Writing is an art.

I arrive at my Blog today questioning what I am going to write. I think I need to write about writing itself. Writing has always been a joy for me. I have always considered using language an art form. It has been a way for me to work through something on my mind. It has also been a way for me to entertain, teach and amuse my readers. It has been a way for me to expose and heal my own depths. 

While I lived in Faribault, Minnesota I had been having lots of fun writing about food; passing on knowledge, recipes and learned methods, and having lots of fun with a myriad of 'food subjects' for a publication named Southern Minnesota Scene. Then my Beloved was in the process of passing into the next World. I found my writing was a way for me to identify the anguish I was feeling; to name it; to look at it and examine it. I needed to see it at my depth so I could move through it. My Editor indulged me.

When I moved to this wonderful and spiritual community of Asheville, North Carolina I wanted and needed to continue with my writing. I engaged with a beautiful magazine called Plough to Pantry (yea food!). I offered to donate my services to this fledgling publication to establish myself as a local writer. Win-win, right?

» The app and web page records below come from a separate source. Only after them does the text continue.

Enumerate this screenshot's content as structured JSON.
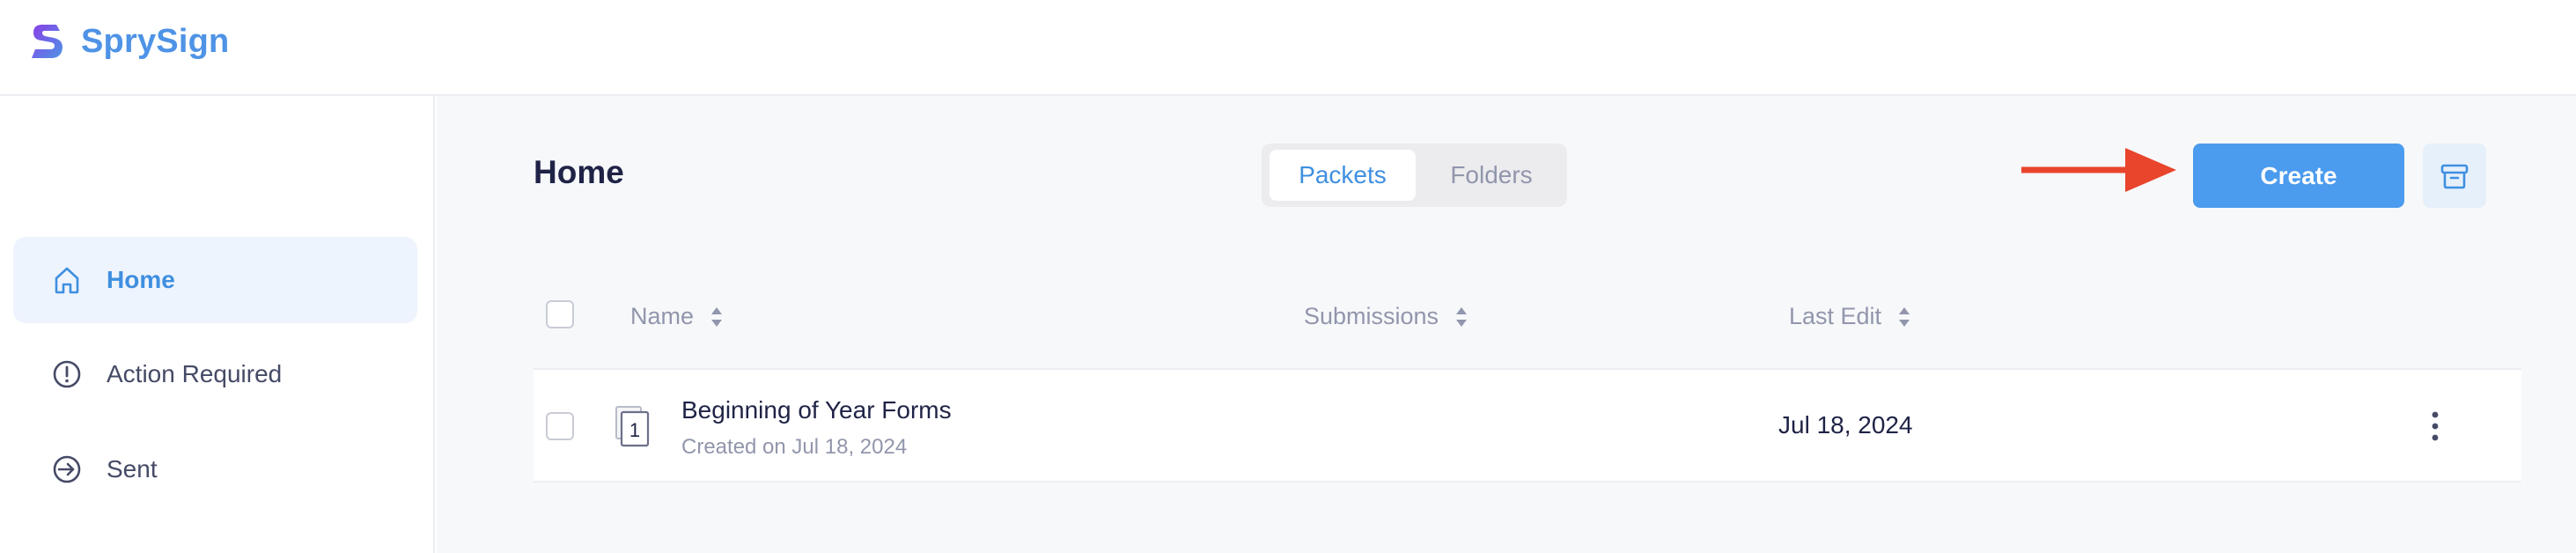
{
  "app": {
    "name": "SprySign",
    "brand_color": "#4e93e6",
    "accent_gradient": [
      "#7b3fe4",
      "#4e93e6"
    ]
  },
  "sidebar": {
    "items": [
      {
        "label": "Home",
        "icon": "home-icon",
        "active": true
      },
      {
        "label": "Action Required",
        "icon": "alert-circle-icon",
        "active": false
      },
      {
        "label": "Sent",
        "icon": "sent-arrow-circle-icon",
        "active": false
      }
    ]
  },
  "main": {
    "title": "Home",
    "view_toggle": {
      "options": [
        "Packets",
        "Folders"
      ],
      "selected": "Packets"
    },
    "create_label": "Create",
    "archive_icon": "archive-icon",
    "annotation_arrow_color": "#e8452c"
  },
  "table": {
    "columns": [
      "Name",
      "Submissions",
      "Last Edit"
    ],
    "rows": [
      {
        "name": "Beginning of Year Forms",
        "created": "Created on Jul 18, 2024",
        "page_count": "1",
        "submissions": "",
        "last_edit": "Jul 18, 2024"
      }
    ]
  }
}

This experience ended up transforming my writing. But not in a positive way. Before I knew it my writing had lost its color. The Editor I was working with worked under 'very strict' journalistic rules: who, what, where, when, how; right down to the lone comma. And very strict 'word-count' rules. This was all understandable for a brand new entity building its structure. I thought it would be good for my writing. I thought it would help me be a more succinct and forceful writer. It did not.

The Southern Minnesota Scene called and asked if I would take on a project remotely. I was delighted! I plunged into my research to create what I thought would be a much better piece of writing than I had provided for them in the past.

Wrong. I lost my ability to put myself, my personality, my voice into my writing. I was succinct with a capital "S"! I realized this two ways: 1. my former Editor (who is a caring and genuine man) did not use my submission, and 2. another very talented writer read some of my writing (a book I am writing-more on that later) and commented that there was no 'voice' in my story. My former Editor said nothing to me. My former Editor still paid me for my story. My former Editor wrote the story himself. Did I say he is a caring and genuine man? That other very talented writer woke me up!

I think this experience (or Epiphany, if you will!) will actually end up making me a better writer though. Before I would just write. Now I just write and review and rewrite and tweak and reread and make constant use of a thesaurus. I think I'm back! And I think better than ever!